Despite the intense backlash after the Netflix documentary Blackfish—which exposed SeaWorld for exploiting orcas for financial gain, putting its animals and workers at huge risk—the U.S. marine park chain and others like it still offer cetacean experiences for visitors. These include shows and hands-on encounters. 

While marine parks often market these experiences as educational from an animal behavior and sustainability perspective, animal welfare groups maintain that they are nothing more than cruel entertainment. 

The impact of cetacean captivity

Captivity is detrimental to marine animals. An orca, for example, would swim up to 40 miles in the wild, but at SeaWorld, they are effectively living in a bathtub. And research has shown that dolphins in captivity are often stressed, which can lead to stomach ulcers, appetite loss, and an increased chance of disease. 

Claims that capturing and breeding cetaceans is beneficial for conservation are also untrue, says a report by the Humane Society of the United States. 

The animal welfare organization states that most animals bred in marine parks are not at risk in the wild. Bottlenose dolphins, for example, are a major attraction for SeaWorld, but are not classified as threatened or endangered, which means they do not require breeding support from humans. 

Capturing marine animals from the ocean may have a detrimental impact on the environment they leave behind, the report adds. It notes that there has been little research conducted by marine parks to figure out the impact of taking a dolphin from its pod, for example. 

More travel companies are turning their backs on the industry. In 2019, Virgin Holidays cut ties with SeaWorld and attractions like it. Instead, the travel giant pledged to support true conservation efforts and sanctuaries. 
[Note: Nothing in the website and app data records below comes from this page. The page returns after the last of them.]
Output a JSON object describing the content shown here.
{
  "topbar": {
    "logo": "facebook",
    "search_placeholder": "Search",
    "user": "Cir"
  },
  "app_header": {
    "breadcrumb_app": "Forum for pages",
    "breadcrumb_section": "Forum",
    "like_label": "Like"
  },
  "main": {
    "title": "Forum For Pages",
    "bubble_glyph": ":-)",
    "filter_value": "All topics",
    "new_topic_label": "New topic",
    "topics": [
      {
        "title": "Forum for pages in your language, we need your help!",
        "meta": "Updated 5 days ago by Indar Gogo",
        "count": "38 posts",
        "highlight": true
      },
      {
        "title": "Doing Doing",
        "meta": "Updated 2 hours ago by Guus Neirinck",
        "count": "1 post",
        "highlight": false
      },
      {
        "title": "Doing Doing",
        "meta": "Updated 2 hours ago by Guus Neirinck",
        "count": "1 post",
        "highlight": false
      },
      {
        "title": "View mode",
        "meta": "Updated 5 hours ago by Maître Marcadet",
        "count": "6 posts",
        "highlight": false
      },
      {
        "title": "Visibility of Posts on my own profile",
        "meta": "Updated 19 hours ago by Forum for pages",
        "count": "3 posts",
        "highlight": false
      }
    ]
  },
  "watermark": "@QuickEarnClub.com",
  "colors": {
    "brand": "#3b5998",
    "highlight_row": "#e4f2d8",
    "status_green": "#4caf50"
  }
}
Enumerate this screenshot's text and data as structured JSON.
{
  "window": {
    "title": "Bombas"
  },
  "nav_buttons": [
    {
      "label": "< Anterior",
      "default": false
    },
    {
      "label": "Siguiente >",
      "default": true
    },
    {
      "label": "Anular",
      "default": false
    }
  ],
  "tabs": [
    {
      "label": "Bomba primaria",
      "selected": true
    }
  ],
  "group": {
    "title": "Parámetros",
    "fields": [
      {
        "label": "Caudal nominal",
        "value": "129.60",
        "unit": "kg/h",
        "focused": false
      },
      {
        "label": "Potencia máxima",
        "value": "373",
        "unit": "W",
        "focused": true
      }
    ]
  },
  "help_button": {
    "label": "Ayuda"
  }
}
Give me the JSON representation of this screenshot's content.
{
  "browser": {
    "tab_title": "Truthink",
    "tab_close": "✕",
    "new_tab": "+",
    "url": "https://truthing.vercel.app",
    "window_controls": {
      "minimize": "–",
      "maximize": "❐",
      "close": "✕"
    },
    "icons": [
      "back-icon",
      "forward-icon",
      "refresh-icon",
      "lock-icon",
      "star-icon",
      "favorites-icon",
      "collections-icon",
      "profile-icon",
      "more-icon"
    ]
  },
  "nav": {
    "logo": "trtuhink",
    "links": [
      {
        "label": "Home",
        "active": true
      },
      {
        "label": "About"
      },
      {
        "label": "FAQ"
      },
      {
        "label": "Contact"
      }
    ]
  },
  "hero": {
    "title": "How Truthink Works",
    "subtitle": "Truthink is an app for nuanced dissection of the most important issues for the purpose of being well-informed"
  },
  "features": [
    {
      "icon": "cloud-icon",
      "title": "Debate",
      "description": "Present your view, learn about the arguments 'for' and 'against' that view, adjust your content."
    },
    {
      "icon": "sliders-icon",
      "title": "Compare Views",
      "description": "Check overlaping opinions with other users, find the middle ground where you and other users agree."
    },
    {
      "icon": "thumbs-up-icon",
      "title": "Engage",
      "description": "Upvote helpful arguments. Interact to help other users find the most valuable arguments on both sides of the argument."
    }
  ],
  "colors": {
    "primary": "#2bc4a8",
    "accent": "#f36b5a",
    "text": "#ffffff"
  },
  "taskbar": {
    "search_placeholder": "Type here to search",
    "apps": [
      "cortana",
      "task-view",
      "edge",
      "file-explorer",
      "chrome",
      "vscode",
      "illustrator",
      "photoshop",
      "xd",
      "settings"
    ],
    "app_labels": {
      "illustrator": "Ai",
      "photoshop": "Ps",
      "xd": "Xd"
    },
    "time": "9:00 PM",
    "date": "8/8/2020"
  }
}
Expedia has stated it will give providers on its site 30 days to comply with the new animal welfare guidelines, or they will face removal.